Here, he talks to FINN about urban air mobility (UAM) and the role of distributed ledger technology.
Sarah Wray (SW): Please tell us about SkyGrid and your work there
Ali Husain (AH): SkyGrid is the world’s first artificial intelligence and Distributed Ledger Technology (DLT)-powered aerial operating system that will enable the safe, secure and agile integration of next-generation transportation into the existing global airspace.
We aim to utilise a collection of industry-trusted data to provide the most advanced and comprehensive picture of the sky.
I serve as the Chief Software Architect at SkyGrid. My team and I are responsible for designing and implementing the SkyGrid platform in a scalable manner that will allow us to support our vision of urban air mobility.
SW: What role could blockchain play in making urban air mobility a reality?
AH: Some immediate advantages we see are through proving provenance, auditability and reduced operating costs, and that it’s a “trustless” system. What does this mean? With blockchain, we now have the ability to allow a full range of trusted and untrusted network participants to transact, given a set of previously agreed-upon smart contracts.
Since these transactions are transparent on the network, it helps auditors and regulators know exactly what is going on in the sky – past and present. And, all of this being automated means no paper records and almost zero transactional friction in the network.

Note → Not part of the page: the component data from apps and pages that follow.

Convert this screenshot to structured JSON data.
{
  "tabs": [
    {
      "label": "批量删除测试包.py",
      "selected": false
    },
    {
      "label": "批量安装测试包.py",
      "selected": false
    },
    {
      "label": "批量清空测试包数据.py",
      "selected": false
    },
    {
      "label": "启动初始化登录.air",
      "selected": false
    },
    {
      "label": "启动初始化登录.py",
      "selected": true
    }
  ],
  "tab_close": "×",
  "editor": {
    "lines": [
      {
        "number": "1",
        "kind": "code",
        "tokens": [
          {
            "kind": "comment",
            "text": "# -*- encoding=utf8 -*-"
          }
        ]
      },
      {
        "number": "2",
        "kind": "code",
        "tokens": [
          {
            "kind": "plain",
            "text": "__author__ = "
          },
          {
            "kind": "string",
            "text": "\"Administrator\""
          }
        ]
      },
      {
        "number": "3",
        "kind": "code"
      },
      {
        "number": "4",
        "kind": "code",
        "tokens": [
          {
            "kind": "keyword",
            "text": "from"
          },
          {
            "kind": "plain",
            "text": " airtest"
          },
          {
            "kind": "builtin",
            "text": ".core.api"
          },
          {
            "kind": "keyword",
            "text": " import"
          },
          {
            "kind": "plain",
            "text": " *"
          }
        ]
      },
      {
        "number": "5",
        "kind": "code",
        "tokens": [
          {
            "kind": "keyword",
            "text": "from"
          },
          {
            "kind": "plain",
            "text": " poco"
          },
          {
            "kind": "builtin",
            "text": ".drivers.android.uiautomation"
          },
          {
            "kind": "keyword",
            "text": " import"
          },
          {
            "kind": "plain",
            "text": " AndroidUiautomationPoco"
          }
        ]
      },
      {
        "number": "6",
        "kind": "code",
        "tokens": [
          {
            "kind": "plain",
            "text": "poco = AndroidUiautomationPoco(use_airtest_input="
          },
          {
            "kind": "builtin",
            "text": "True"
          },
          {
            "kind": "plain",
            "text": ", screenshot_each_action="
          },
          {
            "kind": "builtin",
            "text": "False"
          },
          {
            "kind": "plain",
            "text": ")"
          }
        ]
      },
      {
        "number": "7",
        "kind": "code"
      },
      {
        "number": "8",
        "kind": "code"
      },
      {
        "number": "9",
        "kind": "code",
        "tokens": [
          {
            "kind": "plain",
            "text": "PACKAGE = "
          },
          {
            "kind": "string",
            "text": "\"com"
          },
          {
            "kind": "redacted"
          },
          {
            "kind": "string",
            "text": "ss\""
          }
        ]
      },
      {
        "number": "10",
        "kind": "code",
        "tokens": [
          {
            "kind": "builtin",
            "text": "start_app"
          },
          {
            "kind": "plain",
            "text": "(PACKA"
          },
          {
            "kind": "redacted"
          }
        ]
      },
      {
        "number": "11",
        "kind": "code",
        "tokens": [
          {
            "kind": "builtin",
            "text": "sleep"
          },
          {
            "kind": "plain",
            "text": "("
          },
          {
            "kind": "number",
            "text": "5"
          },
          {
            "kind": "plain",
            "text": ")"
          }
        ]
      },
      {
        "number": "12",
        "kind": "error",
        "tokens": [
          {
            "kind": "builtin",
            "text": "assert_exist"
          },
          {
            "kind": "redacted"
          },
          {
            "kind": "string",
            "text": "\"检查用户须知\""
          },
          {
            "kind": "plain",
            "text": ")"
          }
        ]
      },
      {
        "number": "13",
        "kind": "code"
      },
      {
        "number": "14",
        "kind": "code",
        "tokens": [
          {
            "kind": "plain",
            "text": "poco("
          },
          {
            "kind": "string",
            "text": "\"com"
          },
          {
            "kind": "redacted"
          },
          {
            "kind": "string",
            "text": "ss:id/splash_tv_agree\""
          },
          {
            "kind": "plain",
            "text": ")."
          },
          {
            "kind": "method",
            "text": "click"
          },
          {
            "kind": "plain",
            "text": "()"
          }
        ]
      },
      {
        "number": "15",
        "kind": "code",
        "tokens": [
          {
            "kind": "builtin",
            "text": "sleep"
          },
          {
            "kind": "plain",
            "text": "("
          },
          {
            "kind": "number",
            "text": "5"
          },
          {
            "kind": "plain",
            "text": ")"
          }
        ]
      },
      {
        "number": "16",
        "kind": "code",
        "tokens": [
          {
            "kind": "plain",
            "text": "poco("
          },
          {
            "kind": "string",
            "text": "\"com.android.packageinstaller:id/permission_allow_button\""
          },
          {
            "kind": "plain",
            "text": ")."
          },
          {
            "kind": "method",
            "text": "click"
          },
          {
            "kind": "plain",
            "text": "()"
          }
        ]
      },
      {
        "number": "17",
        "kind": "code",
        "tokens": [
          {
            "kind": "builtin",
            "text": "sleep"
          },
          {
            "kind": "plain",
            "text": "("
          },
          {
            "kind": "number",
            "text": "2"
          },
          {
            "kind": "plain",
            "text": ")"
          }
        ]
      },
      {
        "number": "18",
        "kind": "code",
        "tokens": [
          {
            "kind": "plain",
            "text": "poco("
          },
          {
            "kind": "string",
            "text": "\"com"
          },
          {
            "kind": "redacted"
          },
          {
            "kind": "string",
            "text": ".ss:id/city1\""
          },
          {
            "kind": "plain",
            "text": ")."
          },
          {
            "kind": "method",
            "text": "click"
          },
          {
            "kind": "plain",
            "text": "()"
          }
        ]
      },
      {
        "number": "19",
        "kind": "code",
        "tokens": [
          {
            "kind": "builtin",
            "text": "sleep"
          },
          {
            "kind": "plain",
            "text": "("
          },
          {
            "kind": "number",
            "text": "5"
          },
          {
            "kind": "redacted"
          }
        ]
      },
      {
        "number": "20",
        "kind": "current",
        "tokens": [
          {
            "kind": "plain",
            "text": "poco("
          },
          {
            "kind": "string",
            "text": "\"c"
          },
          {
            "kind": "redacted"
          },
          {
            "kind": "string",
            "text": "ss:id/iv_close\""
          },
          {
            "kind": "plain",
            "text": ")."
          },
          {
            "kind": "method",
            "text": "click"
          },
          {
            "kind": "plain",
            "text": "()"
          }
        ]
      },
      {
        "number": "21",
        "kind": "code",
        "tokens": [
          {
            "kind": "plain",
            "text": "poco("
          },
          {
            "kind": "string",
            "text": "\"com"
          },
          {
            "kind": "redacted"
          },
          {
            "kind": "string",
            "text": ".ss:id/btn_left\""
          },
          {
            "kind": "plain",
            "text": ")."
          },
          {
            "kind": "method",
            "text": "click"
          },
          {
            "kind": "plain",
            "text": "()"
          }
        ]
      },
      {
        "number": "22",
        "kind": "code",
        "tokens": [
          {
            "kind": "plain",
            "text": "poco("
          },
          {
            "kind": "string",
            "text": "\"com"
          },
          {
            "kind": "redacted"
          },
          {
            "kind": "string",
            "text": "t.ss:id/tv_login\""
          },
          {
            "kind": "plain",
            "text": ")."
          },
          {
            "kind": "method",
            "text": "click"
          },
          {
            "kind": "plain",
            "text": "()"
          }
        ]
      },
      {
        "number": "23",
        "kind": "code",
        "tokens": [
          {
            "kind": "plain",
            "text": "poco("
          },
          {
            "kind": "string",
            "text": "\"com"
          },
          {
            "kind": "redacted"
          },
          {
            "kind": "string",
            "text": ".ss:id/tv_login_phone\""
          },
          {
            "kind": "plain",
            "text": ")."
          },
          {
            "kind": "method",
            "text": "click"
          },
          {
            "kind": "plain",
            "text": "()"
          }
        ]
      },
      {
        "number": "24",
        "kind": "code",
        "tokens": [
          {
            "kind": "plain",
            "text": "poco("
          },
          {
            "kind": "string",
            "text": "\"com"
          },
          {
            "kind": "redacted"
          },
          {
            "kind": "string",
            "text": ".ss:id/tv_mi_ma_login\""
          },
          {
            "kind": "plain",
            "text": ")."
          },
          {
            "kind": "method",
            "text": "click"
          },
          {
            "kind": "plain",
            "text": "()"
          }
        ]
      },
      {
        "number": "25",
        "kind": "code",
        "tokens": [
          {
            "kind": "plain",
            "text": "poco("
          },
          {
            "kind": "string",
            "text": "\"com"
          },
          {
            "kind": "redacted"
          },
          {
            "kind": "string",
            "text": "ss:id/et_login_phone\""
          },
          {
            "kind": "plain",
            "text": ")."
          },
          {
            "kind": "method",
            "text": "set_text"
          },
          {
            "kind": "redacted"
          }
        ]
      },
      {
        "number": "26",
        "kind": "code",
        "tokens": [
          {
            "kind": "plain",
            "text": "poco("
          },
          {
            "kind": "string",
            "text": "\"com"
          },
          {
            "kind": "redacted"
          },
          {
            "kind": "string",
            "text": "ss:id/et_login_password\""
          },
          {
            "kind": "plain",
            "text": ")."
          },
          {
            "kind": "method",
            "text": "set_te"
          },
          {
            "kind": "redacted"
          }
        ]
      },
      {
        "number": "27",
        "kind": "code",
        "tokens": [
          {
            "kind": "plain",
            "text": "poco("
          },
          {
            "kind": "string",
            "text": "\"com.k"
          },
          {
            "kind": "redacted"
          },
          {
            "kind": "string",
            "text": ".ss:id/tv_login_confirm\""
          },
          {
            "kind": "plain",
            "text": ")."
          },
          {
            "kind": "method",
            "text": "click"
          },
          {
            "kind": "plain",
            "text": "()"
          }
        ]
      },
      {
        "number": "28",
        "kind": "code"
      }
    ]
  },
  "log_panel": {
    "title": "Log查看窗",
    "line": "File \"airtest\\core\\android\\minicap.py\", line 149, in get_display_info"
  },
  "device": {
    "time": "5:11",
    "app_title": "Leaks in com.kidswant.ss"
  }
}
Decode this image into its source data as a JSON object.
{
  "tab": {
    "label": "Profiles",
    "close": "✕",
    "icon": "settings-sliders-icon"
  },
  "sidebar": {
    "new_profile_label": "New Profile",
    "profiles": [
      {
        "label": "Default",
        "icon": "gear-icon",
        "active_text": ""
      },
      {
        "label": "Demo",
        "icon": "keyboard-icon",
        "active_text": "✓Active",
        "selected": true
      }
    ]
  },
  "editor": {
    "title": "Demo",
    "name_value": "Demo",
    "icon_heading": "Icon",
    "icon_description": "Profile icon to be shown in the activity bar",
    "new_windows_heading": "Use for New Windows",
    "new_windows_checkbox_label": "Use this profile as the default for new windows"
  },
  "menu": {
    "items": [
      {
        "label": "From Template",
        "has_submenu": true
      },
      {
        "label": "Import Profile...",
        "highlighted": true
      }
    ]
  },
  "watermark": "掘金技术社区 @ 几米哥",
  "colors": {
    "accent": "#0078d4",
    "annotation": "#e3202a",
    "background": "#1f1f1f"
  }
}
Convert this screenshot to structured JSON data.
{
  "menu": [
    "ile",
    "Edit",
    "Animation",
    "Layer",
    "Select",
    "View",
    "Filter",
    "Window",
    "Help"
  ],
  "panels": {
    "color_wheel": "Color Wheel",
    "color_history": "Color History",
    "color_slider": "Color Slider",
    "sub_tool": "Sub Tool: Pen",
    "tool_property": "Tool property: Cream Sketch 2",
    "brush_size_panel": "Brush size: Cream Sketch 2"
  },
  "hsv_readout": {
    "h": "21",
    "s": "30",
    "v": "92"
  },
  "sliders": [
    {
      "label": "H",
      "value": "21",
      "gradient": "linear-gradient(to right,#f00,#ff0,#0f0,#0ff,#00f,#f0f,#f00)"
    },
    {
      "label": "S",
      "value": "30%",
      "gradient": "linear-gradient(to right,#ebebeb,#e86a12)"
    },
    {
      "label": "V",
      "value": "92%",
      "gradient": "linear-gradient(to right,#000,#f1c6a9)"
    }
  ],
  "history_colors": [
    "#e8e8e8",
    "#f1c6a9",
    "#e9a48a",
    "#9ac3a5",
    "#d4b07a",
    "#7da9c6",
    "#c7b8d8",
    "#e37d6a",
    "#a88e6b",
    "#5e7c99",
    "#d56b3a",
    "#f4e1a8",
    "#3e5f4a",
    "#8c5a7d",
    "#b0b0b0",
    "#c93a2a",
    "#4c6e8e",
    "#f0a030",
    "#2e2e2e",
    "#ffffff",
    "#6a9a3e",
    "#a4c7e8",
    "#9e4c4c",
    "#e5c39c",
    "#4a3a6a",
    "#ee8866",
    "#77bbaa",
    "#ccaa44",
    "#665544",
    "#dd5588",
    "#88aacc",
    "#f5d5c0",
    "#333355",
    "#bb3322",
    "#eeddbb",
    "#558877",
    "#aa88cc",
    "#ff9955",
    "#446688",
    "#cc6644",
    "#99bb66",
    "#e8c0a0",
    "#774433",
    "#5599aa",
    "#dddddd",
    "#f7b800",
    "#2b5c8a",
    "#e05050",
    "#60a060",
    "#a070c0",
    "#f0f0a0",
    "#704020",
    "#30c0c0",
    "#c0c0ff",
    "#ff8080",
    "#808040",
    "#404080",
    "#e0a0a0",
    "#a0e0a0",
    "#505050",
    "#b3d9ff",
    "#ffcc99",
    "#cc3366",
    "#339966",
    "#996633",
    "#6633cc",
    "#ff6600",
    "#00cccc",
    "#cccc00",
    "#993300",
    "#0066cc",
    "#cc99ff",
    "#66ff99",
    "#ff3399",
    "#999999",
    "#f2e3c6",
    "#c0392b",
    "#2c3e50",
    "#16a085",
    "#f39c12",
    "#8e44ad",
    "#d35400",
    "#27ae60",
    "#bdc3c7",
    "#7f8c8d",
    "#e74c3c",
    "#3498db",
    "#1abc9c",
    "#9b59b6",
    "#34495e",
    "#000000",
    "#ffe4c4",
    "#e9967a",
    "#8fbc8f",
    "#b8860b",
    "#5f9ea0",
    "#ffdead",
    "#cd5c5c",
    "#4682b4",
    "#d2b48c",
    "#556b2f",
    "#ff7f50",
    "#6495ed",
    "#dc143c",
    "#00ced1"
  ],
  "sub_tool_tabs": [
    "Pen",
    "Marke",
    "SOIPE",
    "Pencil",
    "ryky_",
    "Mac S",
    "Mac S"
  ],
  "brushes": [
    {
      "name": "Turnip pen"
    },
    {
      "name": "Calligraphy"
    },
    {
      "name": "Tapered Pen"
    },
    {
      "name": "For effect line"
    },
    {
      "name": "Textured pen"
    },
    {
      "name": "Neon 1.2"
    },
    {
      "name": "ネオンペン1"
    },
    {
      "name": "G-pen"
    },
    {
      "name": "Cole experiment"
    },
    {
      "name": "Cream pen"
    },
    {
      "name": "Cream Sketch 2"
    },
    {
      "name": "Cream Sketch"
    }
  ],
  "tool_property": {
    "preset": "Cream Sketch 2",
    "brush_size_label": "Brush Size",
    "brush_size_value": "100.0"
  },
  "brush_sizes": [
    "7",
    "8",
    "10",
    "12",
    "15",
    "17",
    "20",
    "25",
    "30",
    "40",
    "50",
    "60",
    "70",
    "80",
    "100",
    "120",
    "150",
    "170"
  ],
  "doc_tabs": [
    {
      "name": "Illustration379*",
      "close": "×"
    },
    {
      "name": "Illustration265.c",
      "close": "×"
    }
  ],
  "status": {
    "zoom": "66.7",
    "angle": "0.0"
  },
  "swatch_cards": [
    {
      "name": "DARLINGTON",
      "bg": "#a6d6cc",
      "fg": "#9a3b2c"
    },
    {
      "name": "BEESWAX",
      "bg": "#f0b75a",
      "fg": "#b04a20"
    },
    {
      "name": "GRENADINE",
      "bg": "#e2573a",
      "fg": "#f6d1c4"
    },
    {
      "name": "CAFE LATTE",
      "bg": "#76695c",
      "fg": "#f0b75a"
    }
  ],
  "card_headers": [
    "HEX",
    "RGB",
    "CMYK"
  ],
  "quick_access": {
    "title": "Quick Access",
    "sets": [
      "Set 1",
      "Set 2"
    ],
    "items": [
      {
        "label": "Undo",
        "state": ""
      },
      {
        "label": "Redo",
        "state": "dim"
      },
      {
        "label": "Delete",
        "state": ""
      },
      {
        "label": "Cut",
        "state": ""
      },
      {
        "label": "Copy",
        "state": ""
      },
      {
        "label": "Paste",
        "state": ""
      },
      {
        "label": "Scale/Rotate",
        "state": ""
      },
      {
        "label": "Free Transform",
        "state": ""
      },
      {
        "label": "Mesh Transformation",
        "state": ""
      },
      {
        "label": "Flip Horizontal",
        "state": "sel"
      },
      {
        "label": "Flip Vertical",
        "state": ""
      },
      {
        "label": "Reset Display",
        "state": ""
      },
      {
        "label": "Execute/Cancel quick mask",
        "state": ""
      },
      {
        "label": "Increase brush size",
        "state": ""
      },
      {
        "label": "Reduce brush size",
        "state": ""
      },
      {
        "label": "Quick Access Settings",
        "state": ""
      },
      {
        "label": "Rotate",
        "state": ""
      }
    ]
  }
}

So, it makes a lot of choppy, existing processes seamless and opens the opportunity for collaboration that hasn’t existed in the past.
SW: What progress has been made?
AH: Blockchain is slowly beginning to be adopted within the aviation industry. The biggest benefits seen thus far lie in transparency, which makes it extremely difficult to corrupt and manipulate the information. This is of particular benefit if different companies are working together and therefore using the same data – for example, in aircraft maintenance. Though only one of the many benefits of blockchain, it is a big step forward for the industry.
SW: What are the major challenges with tapping blockchain’s full benefits?
AH: The largest challenge to bringing distributed ledger technology into a very stable industry, such as aviation, is public and regulatory acceptance. However, that is the case with any new development in this business. We are asking aviation industry experts to trust that the benefits of blockchain will significantly outweigh the potential costs, and risk will be mitigated as much as possible.
SW: Who should come to your presentation, and why?
AH: Anyone who is interested in the subject of blockchain, contemplating the benefits vs risks, or looking to learn a little about what it is.